-------- Exercise data --------

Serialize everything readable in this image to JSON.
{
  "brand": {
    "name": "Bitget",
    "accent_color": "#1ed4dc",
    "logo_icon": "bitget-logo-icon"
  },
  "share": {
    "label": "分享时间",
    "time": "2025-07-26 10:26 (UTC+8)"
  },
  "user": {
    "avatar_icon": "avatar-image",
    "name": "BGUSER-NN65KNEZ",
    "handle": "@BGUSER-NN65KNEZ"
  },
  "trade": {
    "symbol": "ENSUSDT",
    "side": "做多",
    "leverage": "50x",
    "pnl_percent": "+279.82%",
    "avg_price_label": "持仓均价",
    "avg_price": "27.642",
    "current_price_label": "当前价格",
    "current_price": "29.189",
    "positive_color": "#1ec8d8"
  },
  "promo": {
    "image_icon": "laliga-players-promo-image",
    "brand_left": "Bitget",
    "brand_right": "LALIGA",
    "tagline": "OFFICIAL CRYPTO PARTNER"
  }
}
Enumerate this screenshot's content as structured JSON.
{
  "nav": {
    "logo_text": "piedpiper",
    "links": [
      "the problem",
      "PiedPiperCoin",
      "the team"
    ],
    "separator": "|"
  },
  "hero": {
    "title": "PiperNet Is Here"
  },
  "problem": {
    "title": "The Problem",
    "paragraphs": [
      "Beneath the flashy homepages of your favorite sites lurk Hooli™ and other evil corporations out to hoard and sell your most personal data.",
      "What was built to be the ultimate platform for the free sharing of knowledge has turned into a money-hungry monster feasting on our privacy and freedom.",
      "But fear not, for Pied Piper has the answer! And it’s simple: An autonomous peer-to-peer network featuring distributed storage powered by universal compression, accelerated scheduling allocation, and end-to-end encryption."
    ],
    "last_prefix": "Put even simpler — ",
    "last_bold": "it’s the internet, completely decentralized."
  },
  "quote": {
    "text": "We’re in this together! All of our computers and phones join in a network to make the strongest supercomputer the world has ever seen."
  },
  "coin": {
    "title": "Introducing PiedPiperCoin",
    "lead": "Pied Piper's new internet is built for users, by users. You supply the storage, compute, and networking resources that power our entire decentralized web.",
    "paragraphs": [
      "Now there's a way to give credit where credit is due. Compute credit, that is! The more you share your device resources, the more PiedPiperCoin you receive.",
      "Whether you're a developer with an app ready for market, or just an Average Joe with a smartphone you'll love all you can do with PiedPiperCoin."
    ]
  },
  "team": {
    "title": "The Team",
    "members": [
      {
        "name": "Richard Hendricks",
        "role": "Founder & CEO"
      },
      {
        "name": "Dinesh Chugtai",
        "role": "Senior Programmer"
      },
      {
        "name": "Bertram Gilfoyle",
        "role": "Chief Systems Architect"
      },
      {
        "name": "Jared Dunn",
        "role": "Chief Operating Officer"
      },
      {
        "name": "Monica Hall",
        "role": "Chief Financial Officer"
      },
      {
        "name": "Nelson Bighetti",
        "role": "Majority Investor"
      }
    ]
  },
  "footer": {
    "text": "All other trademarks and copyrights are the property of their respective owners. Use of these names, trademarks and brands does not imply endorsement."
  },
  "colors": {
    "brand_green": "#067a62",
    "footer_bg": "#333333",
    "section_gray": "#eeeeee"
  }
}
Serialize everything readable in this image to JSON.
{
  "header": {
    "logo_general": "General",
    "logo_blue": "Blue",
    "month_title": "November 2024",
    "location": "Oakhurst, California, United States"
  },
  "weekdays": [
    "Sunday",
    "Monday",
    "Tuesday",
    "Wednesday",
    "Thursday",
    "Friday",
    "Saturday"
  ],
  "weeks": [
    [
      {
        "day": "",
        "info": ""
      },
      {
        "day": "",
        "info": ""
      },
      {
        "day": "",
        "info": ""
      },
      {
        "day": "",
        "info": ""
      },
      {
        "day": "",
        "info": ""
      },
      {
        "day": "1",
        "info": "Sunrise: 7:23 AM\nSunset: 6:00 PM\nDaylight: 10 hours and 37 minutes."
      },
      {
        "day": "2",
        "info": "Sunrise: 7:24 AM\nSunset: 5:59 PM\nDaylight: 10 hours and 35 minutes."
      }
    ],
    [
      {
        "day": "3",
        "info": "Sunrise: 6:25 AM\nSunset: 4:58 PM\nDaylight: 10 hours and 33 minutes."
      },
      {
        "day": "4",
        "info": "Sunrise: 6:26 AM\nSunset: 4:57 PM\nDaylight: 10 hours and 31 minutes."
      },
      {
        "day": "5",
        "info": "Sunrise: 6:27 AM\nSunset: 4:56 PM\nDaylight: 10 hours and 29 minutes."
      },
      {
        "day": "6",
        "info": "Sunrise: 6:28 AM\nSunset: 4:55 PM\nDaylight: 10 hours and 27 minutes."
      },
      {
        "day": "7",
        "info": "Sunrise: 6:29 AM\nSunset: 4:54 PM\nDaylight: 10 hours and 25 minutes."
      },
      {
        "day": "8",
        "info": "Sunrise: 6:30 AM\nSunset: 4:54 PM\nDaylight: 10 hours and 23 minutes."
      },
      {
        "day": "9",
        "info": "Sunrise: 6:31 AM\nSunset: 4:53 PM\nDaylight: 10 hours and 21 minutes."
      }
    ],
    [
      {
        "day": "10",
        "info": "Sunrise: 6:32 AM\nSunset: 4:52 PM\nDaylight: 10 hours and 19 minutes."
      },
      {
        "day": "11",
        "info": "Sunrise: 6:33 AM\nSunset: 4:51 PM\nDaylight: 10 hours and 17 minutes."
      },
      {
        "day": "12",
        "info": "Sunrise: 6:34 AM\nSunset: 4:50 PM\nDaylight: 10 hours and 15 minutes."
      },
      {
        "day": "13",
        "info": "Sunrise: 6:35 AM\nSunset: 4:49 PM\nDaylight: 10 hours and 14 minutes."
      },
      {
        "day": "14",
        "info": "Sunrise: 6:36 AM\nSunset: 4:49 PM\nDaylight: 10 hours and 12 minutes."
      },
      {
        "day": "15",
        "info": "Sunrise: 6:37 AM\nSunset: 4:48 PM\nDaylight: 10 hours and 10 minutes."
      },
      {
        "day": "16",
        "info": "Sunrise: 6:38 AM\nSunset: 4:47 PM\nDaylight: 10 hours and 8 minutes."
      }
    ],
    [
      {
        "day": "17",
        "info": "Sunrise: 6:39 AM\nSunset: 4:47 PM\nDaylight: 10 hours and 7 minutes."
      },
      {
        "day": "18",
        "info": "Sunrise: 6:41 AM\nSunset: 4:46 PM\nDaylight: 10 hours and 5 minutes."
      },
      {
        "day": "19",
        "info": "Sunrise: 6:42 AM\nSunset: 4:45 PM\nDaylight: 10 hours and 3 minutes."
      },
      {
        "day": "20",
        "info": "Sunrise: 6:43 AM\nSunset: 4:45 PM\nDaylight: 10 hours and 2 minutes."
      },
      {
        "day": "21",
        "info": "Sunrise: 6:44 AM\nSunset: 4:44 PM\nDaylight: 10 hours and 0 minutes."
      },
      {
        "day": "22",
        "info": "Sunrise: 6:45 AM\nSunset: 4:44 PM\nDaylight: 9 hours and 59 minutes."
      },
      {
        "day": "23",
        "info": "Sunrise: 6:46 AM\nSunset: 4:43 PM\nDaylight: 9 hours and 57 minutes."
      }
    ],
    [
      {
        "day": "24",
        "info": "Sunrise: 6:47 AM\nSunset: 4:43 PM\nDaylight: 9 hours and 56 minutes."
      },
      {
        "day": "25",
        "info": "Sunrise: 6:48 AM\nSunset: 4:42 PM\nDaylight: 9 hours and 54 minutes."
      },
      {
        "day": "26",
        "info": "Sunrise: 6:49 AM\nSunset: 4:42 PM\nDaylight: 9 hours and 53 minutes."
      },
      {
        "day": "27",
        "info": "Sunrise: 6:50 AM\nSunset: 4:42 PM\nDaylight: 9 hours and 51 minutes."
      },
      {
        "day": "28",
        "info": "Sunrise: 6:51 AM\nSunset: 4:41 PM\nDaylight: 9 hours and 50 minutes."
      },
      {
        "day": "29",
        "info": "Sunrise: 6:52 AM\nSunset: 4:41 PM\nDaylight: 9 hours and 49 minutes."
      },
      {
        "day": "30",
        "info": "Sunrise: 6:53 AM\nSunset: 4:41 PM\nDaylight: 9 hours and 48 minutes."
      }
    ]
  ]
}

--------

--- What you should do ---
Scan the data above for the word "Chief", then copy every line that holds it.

--- Finished task ---
        "role": "Chief Systems Architect"
        "role": "Chief Operating Officer"
        "role": "Chief Financial Officer"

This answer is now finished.